Software for counting colonies?

huberman at acsu.buffalo.edu huberman at acsu.buffalo.edu
Tue Dec 3 18:21:14 EST 1996


In article <57tocc$itc at miranda.its.deakin.edu.au>, karthi at deakin.edu.au wrote:

> Hi everyone,
> 
> We are doing some genetics experiments that requirs counting colonies on 100s 
> of plates each time. We have the facility for capturing images of these
plates 
> and storing them digitally. I am wondering if there are any software 
> commercial/ shareware/ freeware that will count the colonies from these 
> images? 
> 
> Any pointers will be greatly appreciated
> 
> Thanx very much
> 
> Karthi.

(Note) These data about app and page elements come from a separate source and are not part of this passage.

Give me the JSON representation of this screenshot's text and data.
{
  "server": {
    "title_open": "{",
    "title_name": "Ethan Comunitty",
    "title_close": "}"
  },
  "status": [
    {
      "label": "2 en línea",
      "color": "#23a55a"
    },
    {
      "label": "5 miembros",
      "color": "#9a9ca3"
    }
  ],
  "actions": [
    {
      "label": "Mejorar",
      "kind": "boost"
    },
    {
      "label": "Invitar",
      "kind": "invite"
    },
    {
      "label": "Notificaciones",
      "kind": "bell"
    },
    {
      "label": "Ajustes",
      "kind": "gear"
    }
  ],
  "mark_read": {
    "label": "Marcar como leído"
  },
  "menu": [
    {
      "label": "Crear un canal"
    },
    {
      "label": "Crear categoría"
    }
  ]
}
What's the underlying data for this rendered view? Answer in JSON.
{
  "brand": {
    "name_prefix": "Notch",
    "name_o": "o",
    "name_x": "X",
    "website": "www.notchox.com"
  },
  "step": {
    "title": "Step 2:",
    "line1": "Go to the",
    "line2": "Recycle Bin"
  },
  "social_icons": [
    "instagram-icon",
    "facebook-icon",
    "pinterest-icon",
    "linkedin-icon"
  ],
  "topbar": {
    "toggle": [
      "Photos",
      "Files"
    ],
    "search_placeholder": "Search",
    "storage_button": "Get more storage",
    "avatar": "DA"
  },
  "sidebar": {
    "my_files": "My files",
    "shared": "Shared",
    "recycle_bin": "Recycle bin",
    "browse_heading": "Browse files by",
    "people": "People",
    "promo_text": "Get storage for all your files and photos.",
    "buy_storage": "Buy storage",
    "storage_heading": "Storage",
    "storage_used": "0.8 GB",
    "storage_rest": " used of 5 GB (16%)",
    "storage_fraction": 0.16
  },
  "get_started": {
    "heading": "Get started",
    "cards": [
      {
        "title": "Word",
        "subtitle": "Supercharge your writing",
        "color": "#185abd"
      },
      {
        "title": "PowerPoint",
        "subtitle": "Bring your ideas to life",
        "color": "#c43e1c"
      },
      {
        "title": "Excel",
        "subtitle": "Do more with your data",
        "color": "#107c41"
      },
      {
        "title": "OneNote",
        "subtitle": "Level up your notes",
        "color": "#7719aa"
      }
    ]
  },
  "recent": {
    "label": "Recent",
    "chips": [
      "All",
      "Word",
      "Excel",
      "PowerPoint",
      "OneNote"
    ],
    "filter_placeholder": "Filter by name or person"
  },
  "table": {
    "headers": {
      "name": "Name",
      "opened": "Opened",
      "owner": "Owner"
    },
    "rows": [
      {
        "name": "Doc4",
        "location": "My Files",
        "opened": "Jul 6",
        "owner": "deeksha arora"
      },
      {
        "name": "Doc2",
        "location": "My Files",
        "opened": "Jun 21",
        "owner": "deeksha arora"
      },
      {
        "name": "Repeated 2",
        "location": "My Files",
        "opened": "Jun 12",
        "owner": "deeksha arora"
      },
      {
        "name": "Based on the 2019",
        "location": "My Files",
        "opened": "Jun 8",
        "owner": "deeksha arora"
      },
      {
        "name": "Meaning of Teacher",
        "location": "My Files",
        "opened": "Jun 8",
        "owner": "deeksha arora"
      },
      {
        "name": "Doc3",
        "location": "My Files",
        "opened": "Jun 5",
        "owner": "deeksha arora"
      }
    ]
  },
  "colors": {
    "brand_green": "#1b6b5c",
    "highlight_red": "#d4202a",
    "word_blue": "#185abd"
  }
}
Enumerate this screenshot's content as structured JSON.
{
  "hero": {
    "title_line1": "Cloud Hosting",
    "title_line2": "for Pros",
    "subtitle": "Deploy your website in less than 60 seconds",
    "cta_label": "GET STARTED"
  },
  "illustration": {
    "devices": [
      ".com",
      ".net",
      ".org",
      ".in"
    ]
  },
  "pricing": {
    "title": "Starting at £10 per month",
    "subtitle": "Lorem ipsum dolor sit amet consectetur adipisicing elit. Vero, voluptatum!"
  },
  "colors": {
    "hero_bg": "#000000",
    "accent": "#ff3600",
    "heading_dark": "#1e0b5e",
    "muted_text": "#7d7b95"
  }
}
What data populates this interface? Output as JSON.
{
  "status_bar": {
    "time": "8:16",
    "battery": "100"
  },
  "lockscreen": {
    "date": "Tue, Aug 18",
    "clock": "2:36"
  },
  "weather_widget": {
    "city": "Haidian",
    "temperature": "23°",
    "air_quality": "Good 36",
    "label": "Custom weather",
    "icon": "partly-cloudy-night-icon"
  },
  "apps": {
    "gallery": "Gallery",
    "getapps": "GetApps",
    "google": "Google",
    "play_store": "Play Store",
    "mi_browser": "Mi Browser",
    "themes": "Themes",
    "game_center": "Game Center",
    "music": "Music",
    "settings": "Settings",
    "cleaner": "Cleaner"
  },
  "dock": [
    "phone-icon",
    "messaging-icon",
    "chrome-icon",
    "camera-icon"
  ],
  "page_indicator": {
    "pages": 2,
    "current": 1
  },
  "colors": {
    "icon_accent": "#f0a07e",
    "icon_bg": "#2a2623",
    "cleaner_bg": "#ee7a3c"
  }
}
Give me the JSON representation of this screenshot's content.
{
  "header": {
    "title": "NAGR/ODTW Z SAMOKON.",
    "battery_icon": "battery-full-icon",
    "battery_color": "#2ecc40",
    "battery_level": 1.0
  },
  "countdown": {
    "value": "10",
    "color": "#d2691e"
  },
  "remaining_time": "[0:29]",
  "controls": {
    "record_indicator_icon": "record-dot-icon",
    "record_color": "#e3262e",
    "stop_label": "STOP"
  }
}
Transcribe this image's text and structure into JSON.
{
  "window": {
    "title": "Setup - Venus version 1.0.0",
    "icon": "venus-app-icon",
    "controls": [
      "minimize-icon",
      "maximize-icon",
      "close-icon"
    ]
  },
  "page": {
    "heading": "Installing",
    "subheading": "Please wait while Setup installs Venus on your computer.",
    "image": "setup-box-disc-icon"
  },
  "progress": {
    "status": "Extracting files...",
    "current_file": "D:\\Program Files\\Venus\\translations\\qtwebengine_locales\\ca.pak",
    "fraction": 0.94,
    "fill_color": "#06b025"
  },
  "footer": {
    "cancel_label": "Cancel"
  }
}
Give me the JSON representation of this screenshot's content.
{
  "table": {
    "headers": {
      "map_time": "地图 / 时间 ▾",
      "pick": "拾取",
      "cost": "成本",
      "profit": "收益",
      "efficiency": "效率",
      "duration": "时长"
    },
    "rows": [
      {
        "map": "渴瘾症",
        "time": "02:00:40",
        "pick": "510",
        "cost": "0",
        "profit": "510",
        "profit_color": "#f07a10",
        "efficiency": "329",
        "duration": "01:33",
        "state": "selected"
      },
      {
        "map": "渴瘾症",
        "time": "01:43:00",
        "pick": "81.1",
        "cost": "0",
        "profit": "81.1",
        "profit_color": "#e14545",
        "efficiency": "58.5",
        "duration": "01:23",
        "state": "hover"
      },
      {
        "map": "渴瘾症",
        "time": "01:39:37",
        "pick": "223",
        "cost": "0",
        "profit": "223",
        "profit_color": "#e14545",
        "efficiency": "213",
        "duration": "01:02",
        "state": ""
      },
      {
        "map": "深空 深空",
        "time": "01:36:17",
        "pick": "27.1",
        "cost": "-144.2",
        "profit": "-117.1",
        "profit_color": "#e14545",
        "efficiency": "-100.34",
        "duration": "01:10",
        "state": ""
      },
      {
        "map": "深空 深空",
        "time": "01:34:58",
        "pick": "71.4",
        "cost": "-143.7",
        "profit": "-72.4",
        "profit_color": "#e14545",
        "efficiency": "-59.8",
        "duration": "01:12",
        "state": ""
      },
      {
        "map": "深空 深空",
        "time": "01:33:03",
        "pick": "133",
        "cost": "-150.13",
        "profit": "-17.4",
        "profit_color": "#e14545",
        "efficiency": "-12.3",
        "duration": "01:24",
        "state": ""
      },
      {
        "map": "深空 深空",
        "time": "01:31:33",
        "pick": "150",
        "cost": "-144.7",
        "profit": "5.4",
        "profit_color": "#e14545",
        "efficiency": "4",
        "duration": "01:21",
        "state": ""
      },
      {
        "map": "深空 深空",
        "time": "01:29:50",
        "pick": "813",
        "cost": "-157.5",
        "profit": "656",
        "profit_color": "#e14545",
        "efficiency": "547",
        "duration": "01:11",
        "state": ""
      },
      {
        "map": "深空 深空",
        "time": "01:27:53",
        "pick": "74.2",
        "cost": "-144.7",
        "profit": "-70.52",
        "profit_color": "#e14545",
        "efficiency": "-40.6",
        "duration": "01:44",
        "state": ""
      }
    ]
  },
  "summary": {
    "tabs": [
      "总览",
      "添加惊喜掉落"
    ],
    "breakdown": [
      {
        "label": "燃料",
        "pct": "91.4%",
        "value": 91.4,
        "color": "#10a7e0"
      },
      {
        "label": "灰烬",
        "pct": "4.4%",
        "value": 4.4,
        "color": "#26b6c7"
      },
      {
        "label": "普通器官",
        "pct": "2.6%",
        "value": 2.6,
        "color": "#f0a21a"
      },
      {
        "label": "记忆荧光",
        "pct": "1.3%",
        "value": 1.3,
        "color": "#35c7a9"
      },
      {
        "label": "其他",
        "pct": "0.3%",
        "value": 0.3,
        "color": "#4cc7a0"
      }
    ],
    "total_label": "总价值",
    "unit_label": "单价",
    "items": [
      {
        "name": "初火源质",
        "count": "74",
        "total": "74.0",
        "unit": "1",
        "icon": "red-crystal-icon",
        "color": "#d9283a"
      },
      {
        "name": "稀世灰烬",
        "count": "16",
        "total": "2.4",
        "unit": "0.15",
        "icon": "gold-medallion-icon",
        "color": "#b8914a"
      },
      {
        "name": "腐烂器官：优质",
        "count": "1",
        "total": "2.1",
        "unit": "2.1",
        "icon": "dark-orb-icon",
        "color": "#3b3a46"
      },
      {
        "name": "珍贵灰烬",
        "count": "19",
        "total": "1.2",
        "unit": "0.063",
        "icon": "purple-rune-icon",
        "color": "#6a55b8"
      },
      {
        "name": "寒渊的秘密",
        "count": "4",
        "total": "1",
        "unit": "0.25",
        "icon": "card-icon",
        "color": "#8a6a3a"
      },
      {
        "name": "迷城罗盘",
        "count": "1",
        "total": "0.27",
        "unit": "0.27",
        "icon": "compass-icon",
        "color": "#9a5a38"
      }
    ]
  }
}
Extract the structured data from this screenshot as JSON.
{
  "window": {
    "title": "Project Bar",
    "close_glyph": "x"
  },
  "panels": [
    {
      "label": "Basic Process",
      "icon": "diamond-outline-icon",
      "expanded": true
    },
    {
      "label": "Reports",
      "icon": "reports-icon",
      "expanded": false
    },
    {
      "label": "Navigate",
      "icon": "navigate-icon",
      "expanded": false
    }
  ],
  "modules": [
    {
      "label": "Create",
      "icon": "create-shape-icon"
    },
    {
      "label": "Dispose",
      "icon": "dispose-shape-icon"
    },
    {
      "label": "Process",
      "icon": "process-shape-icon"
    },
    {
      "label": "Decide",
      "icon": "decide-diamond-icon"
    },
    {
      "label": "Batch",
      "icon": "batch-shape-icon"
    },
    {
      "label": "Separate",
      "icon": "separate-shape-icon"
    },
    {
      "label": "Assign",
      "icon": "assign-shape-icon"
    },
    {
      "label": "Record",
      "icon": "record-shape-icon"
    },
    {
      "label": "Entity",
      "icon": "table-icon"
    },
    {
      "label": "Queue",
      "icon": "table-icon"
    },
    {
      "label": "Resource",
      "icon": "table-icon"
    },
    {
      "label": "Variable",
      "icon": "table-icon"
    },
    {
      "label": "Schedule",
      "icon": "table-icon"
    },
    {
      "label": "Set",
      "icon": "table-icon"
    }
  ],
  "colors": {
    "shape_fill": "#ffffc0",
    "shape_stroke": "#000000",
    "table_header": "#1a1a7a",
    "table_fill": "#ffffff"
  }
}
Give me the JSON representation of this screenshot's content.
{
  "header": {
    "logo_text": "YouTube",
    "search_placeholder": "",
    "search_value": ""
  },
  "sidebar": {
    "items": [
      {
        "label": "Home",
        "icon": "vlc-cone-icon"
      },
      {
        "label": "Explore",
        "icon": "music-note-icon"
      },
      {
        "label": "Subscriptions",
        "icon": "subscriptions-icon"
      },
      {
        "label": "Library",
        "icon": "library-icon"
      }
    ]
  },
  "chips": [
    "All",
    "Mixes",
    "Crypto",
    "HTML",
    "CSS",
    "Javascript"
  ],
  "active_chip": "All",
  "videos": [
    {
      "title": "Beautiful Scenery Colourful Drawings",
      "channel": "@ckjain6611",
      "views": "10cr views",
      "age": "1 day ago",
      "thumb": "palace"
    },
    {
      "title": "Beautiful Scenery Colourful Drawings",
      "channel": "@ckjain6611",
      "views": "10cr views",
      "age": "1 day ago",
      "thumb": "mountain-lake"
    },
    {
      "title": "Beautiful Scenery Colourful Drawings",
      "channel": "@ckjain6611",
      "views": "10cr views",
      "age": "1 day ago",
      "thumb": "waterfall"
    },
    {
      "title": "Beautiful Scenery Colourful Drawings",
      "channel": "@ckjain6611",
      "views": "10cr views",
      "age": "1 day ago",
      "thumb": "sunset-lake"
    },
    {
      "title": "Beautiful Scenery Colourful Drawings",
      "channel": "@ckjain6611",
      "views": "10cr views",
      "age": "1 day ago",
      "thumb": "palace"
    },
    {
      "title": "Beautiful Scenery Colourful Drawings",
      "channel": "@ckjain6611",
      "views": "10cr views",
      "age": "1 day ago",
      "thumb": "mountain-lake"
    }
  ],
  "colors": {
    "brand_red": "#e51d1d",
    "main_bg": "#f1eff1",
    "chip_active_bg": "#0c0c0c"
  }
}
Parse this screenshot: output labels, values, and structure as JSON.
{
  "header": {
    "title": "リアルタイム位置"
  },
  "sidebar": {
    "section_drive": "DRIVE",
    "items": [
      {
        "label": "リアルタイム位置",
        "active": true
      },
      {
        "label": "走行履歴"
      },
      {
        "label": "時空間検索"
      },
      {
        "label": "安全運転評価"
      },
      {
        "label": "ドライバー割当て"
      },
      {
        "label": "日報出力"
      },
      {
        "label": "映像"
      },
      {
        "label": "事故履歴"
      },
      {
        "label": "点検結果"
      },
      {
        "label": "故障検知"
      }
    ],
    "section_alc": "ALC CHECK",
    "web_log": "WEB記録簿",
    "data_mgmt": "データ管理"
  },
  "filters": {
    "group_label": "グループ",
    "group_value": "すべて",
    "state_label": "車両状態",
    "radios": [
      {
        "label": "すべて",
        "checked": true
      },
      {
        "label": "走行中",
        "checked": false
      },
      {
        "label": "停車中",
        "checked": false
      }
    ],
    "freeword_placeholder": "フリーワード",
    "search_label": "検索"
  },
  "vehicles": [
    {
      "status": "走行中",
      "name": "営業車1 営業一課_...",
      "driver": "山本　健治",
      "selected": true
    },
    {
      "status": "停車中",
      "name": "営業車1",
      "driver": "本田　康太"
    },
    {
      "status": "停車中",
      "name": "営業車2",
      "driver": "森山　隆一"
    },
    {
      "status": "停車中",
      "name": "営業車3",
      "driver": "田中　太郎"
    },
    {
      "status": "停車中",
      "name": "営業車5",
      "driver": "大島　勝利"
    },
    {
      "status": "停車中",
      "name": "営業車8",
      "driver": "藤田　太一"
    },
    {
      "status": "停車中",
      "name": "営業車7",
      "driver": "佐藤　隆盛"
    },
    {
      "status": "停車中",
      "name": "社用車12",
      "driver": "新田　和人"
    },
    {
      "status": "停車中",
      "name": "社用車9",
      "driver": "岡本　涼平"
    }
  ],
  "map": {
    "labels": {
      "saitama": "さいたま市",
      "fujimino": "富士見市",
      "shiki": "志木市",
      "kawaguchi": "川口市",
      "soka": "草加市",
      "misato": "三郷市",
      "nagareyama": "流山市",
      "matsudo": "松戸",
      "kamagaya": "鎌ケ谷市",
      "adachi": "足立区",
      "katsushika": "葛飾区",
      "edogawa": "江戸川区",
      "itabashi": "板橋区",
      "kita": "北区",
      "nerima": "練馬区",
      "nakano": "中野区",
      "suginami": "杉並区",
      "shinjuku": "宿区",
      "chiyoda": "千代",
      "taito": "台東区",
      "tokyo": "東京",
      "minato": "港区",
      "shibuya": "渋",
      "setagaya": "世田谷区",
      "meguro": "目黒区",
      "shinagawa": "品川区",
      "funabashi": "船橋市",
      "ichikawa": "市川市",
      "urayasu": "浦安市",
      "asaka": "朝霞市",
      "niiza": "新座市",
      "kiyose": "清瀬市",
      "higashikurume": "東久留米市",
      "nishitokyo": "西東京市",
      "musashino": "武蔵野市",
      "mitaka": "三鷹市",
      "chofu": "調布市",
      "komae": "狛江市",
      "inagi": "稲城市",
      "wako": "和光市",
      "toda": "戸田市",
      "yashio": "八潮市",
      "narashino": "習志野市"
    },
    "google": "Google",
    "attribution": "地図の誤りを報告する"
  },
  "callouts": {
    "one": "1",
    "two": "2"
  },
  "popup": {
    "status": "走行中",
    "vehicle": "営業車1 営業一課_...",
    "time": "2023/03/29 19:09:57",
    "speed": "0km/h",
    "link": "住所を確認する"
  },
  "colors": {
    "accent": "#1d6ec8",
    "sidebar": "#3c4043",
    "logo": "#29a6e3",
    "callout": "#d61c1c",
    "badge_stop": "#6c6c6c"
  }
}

R
> 
> ---------------------------------------------------------------------------
> Karthikeyan Ramachandran Ph.D
> Research Fellow, Rm. No. SA136
> School of Biological and Chemical Sciences
> Faculty of Science and Technology               Phone (Off) (052) 271 406
> Deakin University                       Phone (Res) (052) 419 806
> Geelong, Victoria                       Fax (052) 272 022
> Australia 3217                          e-mail karthi at deakin.edu.au
> Home page                               http://www.deakin.edu.au/~karthi/

Dear Rathi,

   If you have a Macintosh, there are two routes. First, the free one. NIH
Image is a good image analysis program available for free from the
following FTP site: ftp://zippy.nimh.nih.gov/pub/nih-image/. At the same
site are one or two "macros" for the program that permit counting objects,
even colonies.

   In my own work, I have obtained better results with a "macro" that I
wrote myself for the excellent image analysis program, IPLab Spectrum.
This program is available from:

Signal Analytics Corporation
440 Maple Avenue East, Suite 201
Vienna, VA  22180
703-281-3277
703-281-2509

   If you have this program, my macro can help you out. Just send me an
e-mail message (huberman at acsu.buffalo.edu), and I'll send it to you.

   Note: neither my macro nor the NIH Image macros are good at counting
crowded colonies. In both cases, the majority of colonies on the plate
must be single--they must not touch each other.

   I hope this information helps you.

Sincerely yours,
Joel Huberman



More information about the Yeast mailing list